Arlan communicated that the pack had nothing to fear from him. That he was merely a traveler. He attempted to seem casual although he wasn’t quite sure how that translated in dog language.
The gray met Arlan muzzle to muzzle and sniffed. Arlan kept his gaze downcast. To look into the leader’s eyes would be a direct challenge.
I mean no harm
, Arlan communicated firmly. While he had to make it clear he had no intention of taking the gray’s place, he could not cower. To cower would show weakness, and the way of God’s creatures is to kill the weakest. A form of natural selection, he supposed.
I simply wish to pass.
Our territory. Why are you here? What do you want? Barely enough food for us.
On a journey. A mission. Passing through. I do not take what is not mine.
The gray looked Arlan directly in the face. Arlan slowly lifted his gaze. The powerful male’s nose twitched. He was still attempting to assess Arlan, but he seemed to sense that Arlan was no threat to his pack.
I only wish to pass,
Arlan repeated, lifting his gaze slightly. He still wasn’t making direct eye contact, but now he was studying the gray in the same way that the dog was studying him.
The alpha male continued to stare, reminding Arlan of a game he used to play with other boys in the sept during mass or at a particularly boring family dinner. A version of Chicken. They would stare at each other until someone broke the spell; the first to look away was the loser and would later be subjected to juvenile name-calling and a healthy dose of shoving.
Pass, but continue on your way,
the gray warned.
I see you again and I’ll rip your throat out. My bitches will eat your innards.
Arlan choked down the growl that rose in his throat and remained where he stood until the pack leader walked away. The other dogs slowly turned and loped after him.
Arlan exhaled heavily, his hot breath stinking in his nostrils. He could feel his heart pounding in his chest. He waited until he saw the last swish of tail disappear into the olive grove and then continued in the direction he had originally set out. His tongue lolled, testing the night air.
He only had time to circumnavigate the meeting place once before he had to get into place prior to Romano’s arrival. As he peered over a rock, taking care with his footing, he silently cursed Regan. His partner had not been himself for the last year. This was not the first time he had not shown up at an appointed time and place on sept business. Arlan had been trying to cover for him longer than he knew he should because he was Fia’s brother.
Thoughts of Fia made him smile. At least on the inside. He didn’t think dogs could really smile.

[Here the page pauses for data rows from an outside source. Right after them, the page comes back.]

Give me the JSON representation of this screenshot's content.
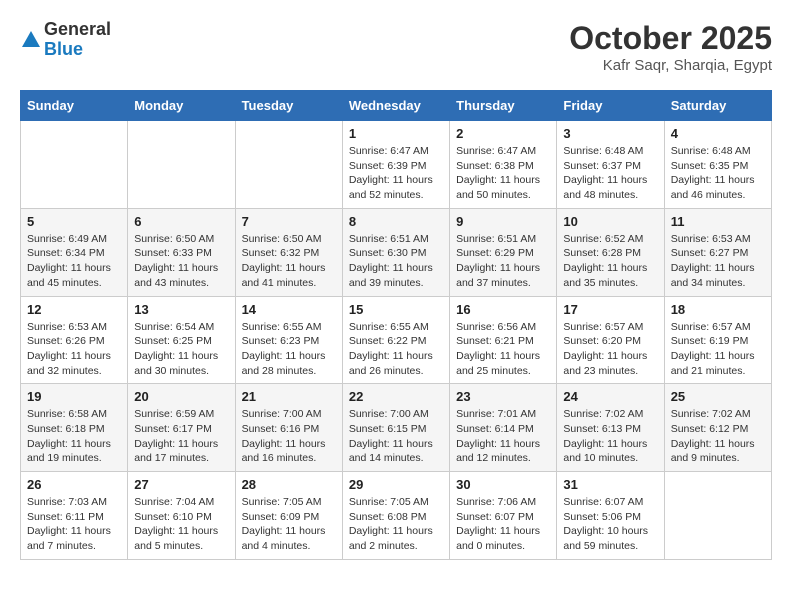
{
  "header": {
    "logo_general": "General",
    "logo_blue": "Blue",
    "month_title": "October 2025",
    "subtitle": "Kafr Saqr, Sharqia, Egypt"
  },
  "weekdays": [
    "Sunday",
    "Monday",
    "Tuesday",
    "Wednesday",
    "Thursday",
    "Friday",
    "Saturday"
  ],
  "weeks": [
    [
      {
        "day": "",
        "content": ""
      },
      {
        "day": "",
        "content": ""
      },
      {
        "day": "",
        "content": ""
      },
      {
        "day": "1",
        "content": "Sunrise: 6:47 AM\nSunset: 6:39 PM\nDaylight: 11 hours\nand 52 minutes."
      },
      {
        "day": "2",
        "content": "Sunrise: 6:47 AM\nSunset: 6:38 PM\nDaylight: 11 hours\nand 50 minutes."
      },
      {
        "day": "3",
        "content": "Sunrise: 6:48 AM\nSunset: 6:37 PM\nDaylight: 11 hours\nand 48 minutes."
      },
      {
        "day": "4",
        "content": "Sunrise: 6:48 AM\nSunset: 6:35 PM\nDaylight: 11 hours\nand 46 minutes."
      }
    ],
    [
      {
        "day": "5",
        "content": "Sunrise: 6:49 AM\nSunset: 6:34 PM\nDaylight: 11 hours\nand 45 minutes."
      },
      {
        "day": "6",
        "content": "Sunrise: 6:50 AM\nSunset: 6:33 PM\nDaylight: 11 hours\nand 43 minutes."
      },
      {
        "day": "7",
        "content": "Sunrise: 6:50 AM\nSunset: 6:32 PM\nDaylight: 11 hours\nand 41 minutes."
      },
      {
        "day": "8",
        "content": "Sunrise: 6:51 AM\nSunset: 6:30 PM\nDaylight: 11 hours\nand 39 minutes."
      },
      {
        "day": "9",
        "content": "Sunrise: 6:51 AM\nSunset: 6:29 PM\nDaylight: 11 hours\nand 37 minutes."
      },
      {
        "day": "10",
        "content": "Sunrise: 6:52 AM\nSunset: 6:28 PM\nDaylight: 11 hours\nand 35 minutes."
      },
      {
        "day": "11",
        "content": "Sunrise: 6:53 AM\nSunset: 6:27 PM\nDaylight: 11 hours\nand 34 minutes."
      }
    ],
    [
      {
        "day": "12",
        "content": "Sunrise: 6:53 AM\nSunset: 6:26 PM\nDaylight: 11 hours\nand 32 minutes."
      },
      {
        "day": "13",
        "content": "Sunrise: 6:54 AM\nSunset: 6:25 PM\nDaylight: 11 hours\nand 30 minutes."
      },
      {
        "day": "14",
        "content": "Sunrise: 6:55 AM\nSunset: 6:23 PM\nDaylight: 11 hours\nand 28 minutes."
      },
      {
        "day": "15",
        "content": "Sunrise: 6:55 AM\nSunset: 6:22 PM\nDaylight: 11 hours\nand 26 minutes."
      },
      {
        "day": "16",
        "content": "Sunrise: 6:56 AM\nSunset: 6:21 PM\nDaylight: 11 hours\nand 25 minutes."
      },
      {
        "day": "17",
        "content": "Sunrise: 6:57 AM\nSunset: 6:20 PM\nDaylight: 11 hours\nand 23 minutes."
      },
      {
        "day": "18",
        "content": "Sunrise: 6:57 AM\nSunset: 6:19 PM\nDaylight: 11 hours\nand 21 minutes."
      }
    ],
    [
      {
        "day": "19",
        "content": "Sunrise: 6:58 AM\nSunset: 6:18 PM\nDaylight: 11 hours\nand 19 minutes."
      },
      {
        "day": "20",
        "content": "Sunrise: 6:59 AM\nSunset: 6:17 PM\nDaylight: 11 hours\nand 17 minutes."
      },
      {
        "day": "21",
        "content": "Sunrise: 7:00 AM\nSunset: 6:16 PM\nDaylight: 11 hours\nand 16 minutes."
      },
      {
        "day": "22",
        "content": "Sunrise: 7:00 AM\nSunset: 6:15 PM\nDaylight: 11 hours\nand 14 minutes."
      },
      {
        "day": "23",
        "content": "Sunrise: 7:01 AM\nSunset: 6:14 PM\nDaylight: 11 hours\nand 12 minutes."
      },
      {
        "day": "24",
        "content": "Sunrise: 7:02 AM\nSunset: 6:13 PM\nDaylight: 11 hours\nand 10 minutes."
      },
      {
        "day": "25",
        "content": "Sunrise: 7:02 AM\nSunset: 6:12 PM\nDaylight: 11 hours\nand 9 minutes."
      }
    ],
    [
      {
        "day": "26",
        "content": "Sunrise: 7:03 AM\nSunset: 6:11 PM\nDaylight: 11 hours\nand 7 minutes."
      },
      {
        "day": "27",
        "content": "Sunrise: 7:04 AM\nSunset: 6:10 PM\nDaylight: 11 hours\nand 5 minutes."
      },
      {
        "day": "28",
        "content": "Sunrise: 7:05 AM\nSunset: 6:09 PM\nDaylight: 11 hours\nand 4 minutes."
      },
      {
        "day": "29",
        "content": "Sunrise: 7:05 AM\nSunset: 6:08 PM\nDaylight: 11 hours\nand 2 minutes."
      },
      {
        "day": "30",
        "content": "Sunrise: 7:06 AM\nSunset: 6:07 PM\nDaylight: 11 hours\nand 0 minutes."
      },
      {
        "day": "31",
        "content": "Sunrise: 6:07 AM\nSunset: 5:06 PM\nDaylight: 10 hours\nand 59 minutes."
      },
      {
        "day": "",
        "content": ""
      }
    ]
  ]
}
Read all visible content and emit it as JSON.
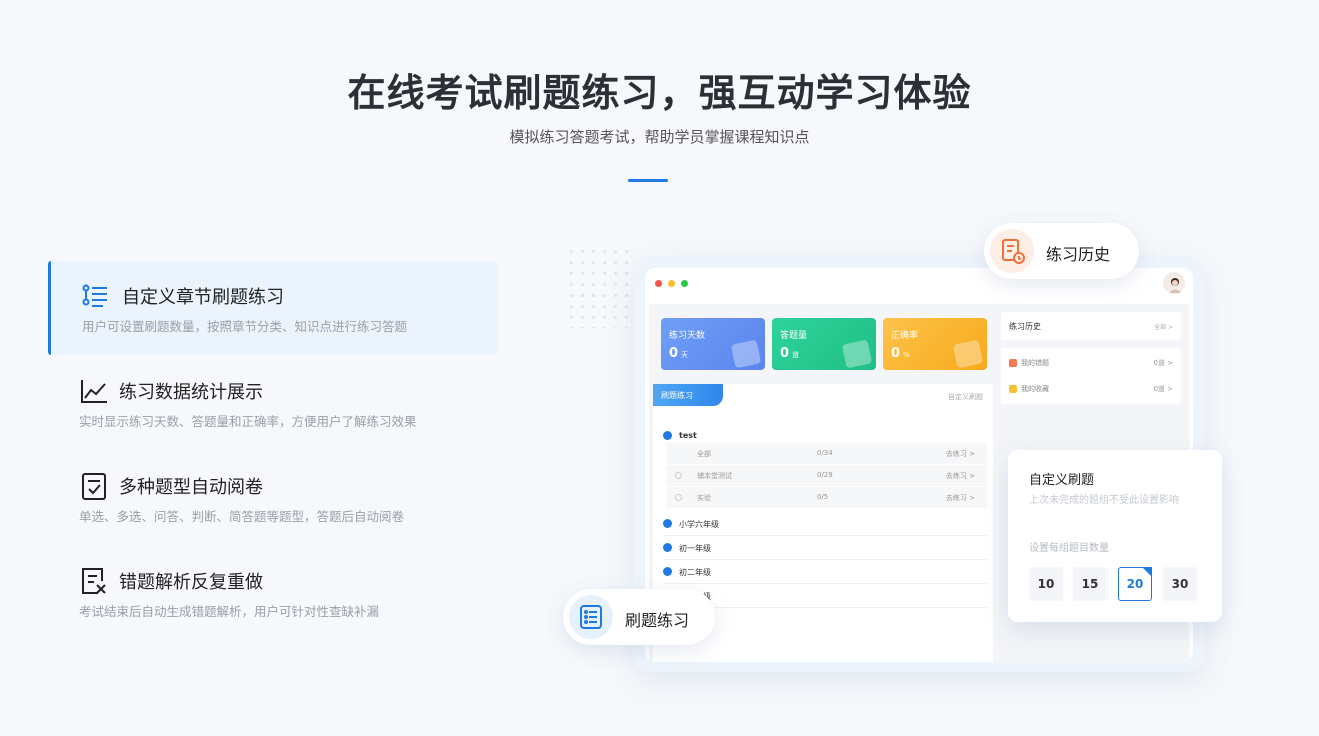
{
  "hero": {
    "title": "在线考试刷题练习，强互动学习体验",
    "subtitle": "模拟练习答题考试，帮助学员掌握课程知识点"
  },
  "features": [
    {
      "title": "自定义章节刷题练习",
      "desc": "用户可设置刷题数量，按照章节分类、知识点进行练习答题",
      "icon": "list-steps-icon"
    },
    {
      "title": "练习数据统计展示",
      "desc": "实时显示练习天数、答题量和正确率，方便用户了解练习效果",
      "icon": "line-chart-icon"
    },
    {
      "title": "多种题型自动阅卷",
      "desc": "单选、多选、问答、判断、简答题等题型，答题后自动阅卷",
      "icon": "checklist-icon"
    },
    {
      "title": "错题解析反复重做",
      "desc": "考试结束后自动生成错题解析，用户可针对性查缺补漏",
      "icon": "wrong-doc-icon"
    }
  ],
  "mock": {
    "stats": [
      {
        "label": "练习天数",
        "value": "0",
        "unit": "天",
        "color": "#5b8ef0"
      },
      {
        "label": "答题量",
        "value": "0",
        "unit": "道",
        "color": "#22c78e"
      },
      {
        "label": "正确率",
        "value": "0",
        "unit": "%",
        "color": "#fbb32a"
      }
    ],
    "practice_tab": "刷题练习",
    "custom_link": "自定义刷题",
    "categories": [
      "test",
      "小学六年级",
      "初一年级",
      "初二年级",
      "初三年级"
    ],
    "sub_rows": [
      {
        "name": "全部",
        "progress": "0/34",
        "action": "去练习 >"
      },
      {
        "name": "辅本堂测试",
        "progress": "0/29",
        "action": "去练习 >"
      },
      {
        "name": "实验",
        "progress": "0/5",
        "action": "去练习 >"
      }
    ],
    "history_title": "练习历史",
    "history_more": "全部 >",
    "side_items": [
      {
        "label": "我的错题",
        "count": "0道 >",
        "color": "#f37a4c"
      },
      {
        "label": "我的收藏",
        "count": "0道 >",
        "color": "#f8c331"
      }
    ]
  },
  "badges": {
    "history": "练习历史",
    "practice": "刷题练习"
  },
  "custom_popup": {
    "title": "自定义刷题",
    "subtitle": "上次未完成的题组不受此设置影响",
    "hint": "设置每组题目数量",
    "options": [
      "10",
      "15",
      "20",
      "30"
    ],
    "selected": "20"
  },
  "colors": {
    "accent": "#1f7ae0",
    "active_bg": "#eaf3fe"
  }
}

Arlan loved Fia Kahill. He had been in love with her for at least a thousand years, but it was unrequited love. Or so she said. Right now she had a boyfriend. A
boyfriend. She told Arlan that although she and Arlan were occasionally lovers, she wasn’t interested in a relationship with him. With any man in the sept. But Arlan was sure he was slowly working a chink in her iron resolve, had been for at least a century. Fia loved him. She just didn’t know it yet.